Earlier this month, Starbucks changed its loyalty program to reward dollars spent rather than the number of transactions. Rather than customers earning one star per purchase and getting a free coffee every 12 stars, now they earn two stars for every dollar spent, with 125 stars needed for a free coffee. The optics were poor, and there was much outcry on social media about Starbucks making it harder for customers to be rewarded as a way of saving money.

Starbucks made the comments yesterday as it revealed during its first three months of the year, it same-store global sales were up six percent, with US same store sales up seven percent in the US. This was below expectations of Wall Street analysts, and the company did warn that despite its own expectations that the change in the long run would drive sales, there could be a short term impact on sales. (Indeed, analysts expectations may have been a little unreasonable, since total revenue for the quarter was up nine percent to $4.99 billion, and quarterly profit was up 16 percent to $575.1 million.)

CEO Howard Schultz told analysts, ""We're building something so enduring and so unique I think it's going to be one of the most significant changes to the equity of the brand."

In other Starbucks-related news, the company has opened its first stores in South Africa.

According to Reuters, "Starbucks, brought in under license by South Africa's Taste Holdings, is the latest U.S. chain to court brand-conscious consumers in South Africa, which has Africa's most advanced economy.
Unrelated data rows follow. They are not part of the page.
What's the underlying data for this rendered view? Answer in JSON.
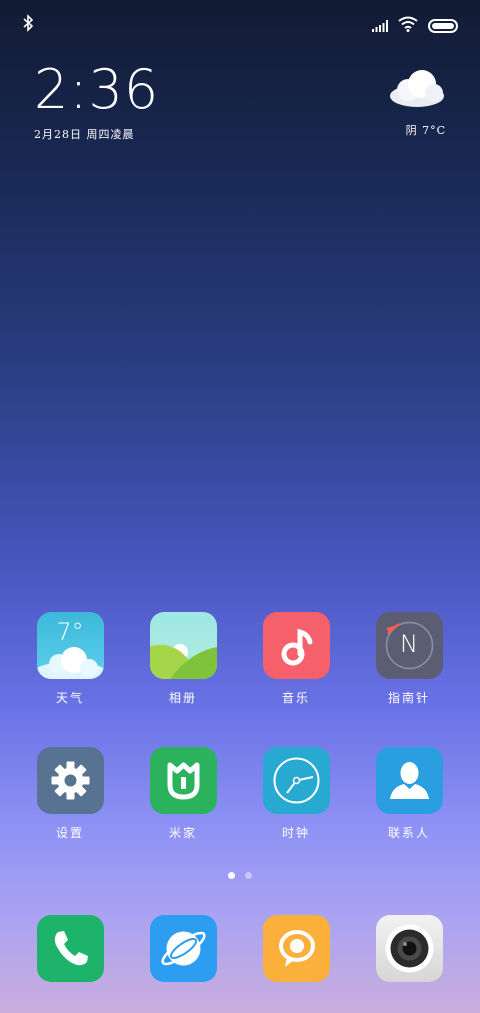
{
  "status_bar": {
    "icons": [
      "bluetooth-icon",
      "signal-icon",
      "wifi-icon",
      "battery-icon"
    ]
  },
  "lockwidget": {
    "time": "2:36",
    "date": "2月28日 周四凌晨",
    "weather_icon": "cloud-icon",
    "weather_text": "阴  7°C"
  },
  "apps_row1": [
    {
      "label": "天气",
      "icon": "weather-icon",
      "temp": "7°"
    },
    {
      "label": "相册",
      "icon": "gallery-icon"
    },
    {
      "label": "音乐",
      "icon": "music-icon"
    },
    {
      "label": "指南针",
      "icon": "compass-icon",
      "letter": "N"
    }
  ],
  "apps_row2": [
    {
      "label": "设置",
      "icon": "settings-gear-icon"
    },
    {
      "label": "米家",
      "icon": "mijia-icon"
    },
    {
      "label": "时钟",
      "icon": "clock-icon"
    },
    {
      "label": "联系人",
      "icon": "contacts-icon"
    }
  ],
  "page_indicator": {
    "pages": 2,
    "active": 1
  },
  "dock": [
    {
      "icon": "phone-icon",
      "color": "#1db36a"
    },
    {
      "icon": "browser-icon",
      "color": "#2c9df0"
    },
    {
      "icon": "messages-icon",
      "color": "#fbb03b"
    },
    {
      "icon": "camera-icon",
      "color": "#e6e6e6"
    }
  ],
  "colors": {
    "weather": "#45c4e6",
    "gallery": "#8bd9a8",
    "music": "#f5606a",
    "compass": "#5b5e73",
    "settings": "#587291",
    "mijia": "#2ab35c",
    "clock": "#27a9d1",
    "contacts": "#2a9fe0"
  }
}
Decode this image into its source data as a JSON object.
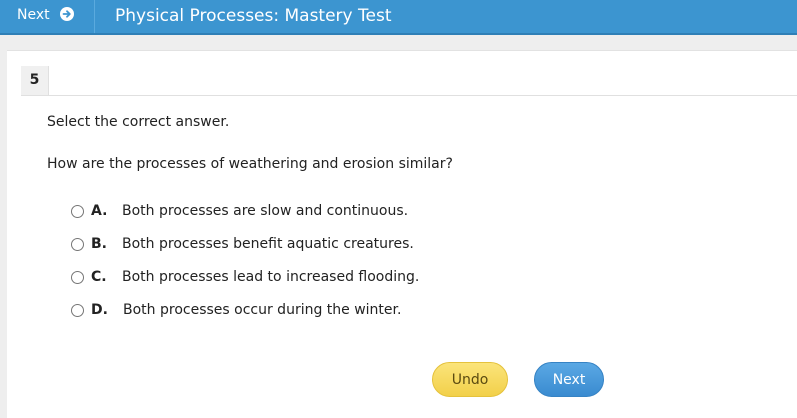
{
  "header": {
    "next_label": "Next",
    "next_icon": "arrow-circle-right-icon",
    "title": "Physical Processes: Mastery Test",
    "bar_color": "#3c95d0"
  },
  "question": {
    "number": "5",
    "instruction": "Select the correct answer.",
    "prompt": "How are the processes of weathering and erosion similar?",
    "options": [
      {
        "letter": "A.",
        "text": "Both processes are slow and continuous."
      },
      {
        "letter": "B.",
        "text": "Both processes benefit aquatic creatures."
      },
      {
        "letter": "C.",
        "text": "Both processes lead to increased flooding."
      },
      {
        "letter": "D.",
        "text": "Both processes occur during the winter."
      }
    ]
  },
  "actions": {
    "undo_label": "Undo",
    "next_label": "Next",
    "undo_color": "#f2d04a",
    "next_color": "#3a8bd0"
  }
}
The same queues snaked out from Krispy Kreme when the doughnutmaker opened its first store 50 meters up the road last year."
KC's View:
As a loyal and regular Starbucks customer, I've found the new program a little disconcerting. Best I can tell, I think we're actually generating rewards at a faster rate under the new system, which is a good thing. Though I've discovered that if you know that you are getting two stars for every dollar you spend, you suddenly become aware of exactly how much you're spending. That's not an awareness that Starbucks may want people to have.
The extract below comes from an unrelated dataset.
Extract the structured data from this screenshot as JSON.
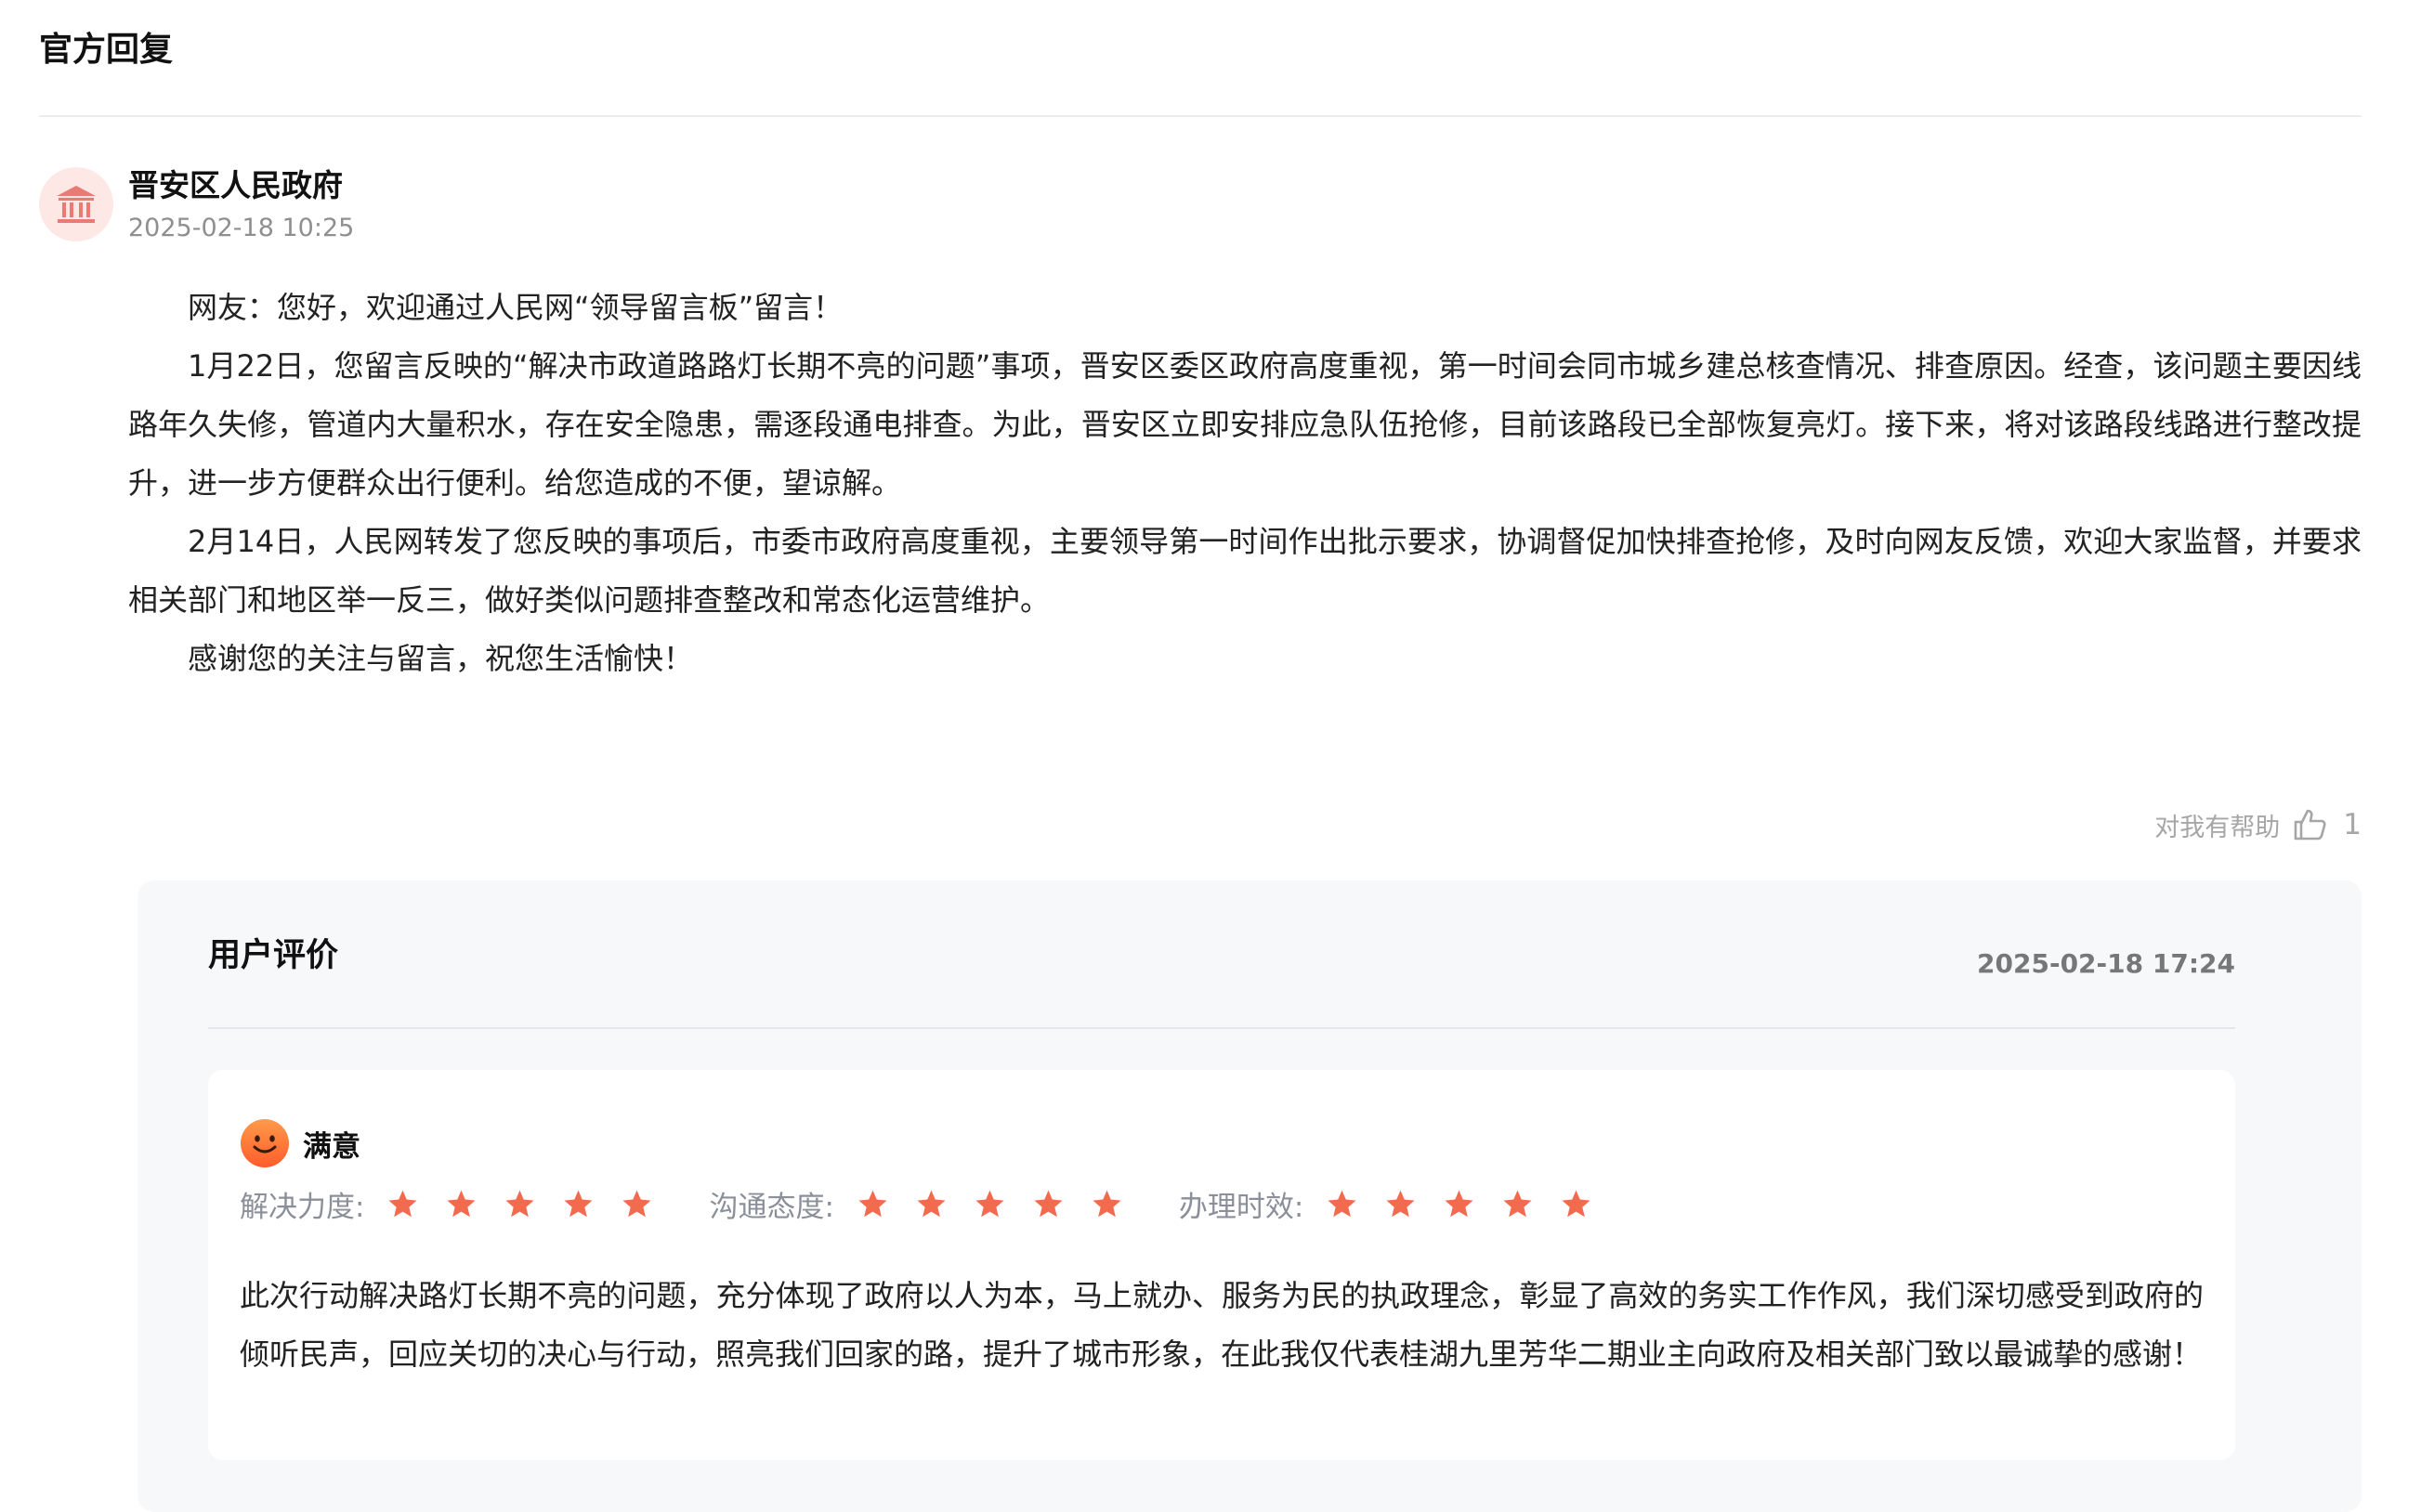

I used to think that the change in the star system is just optics. But it could end up being a matter of dollars and sense.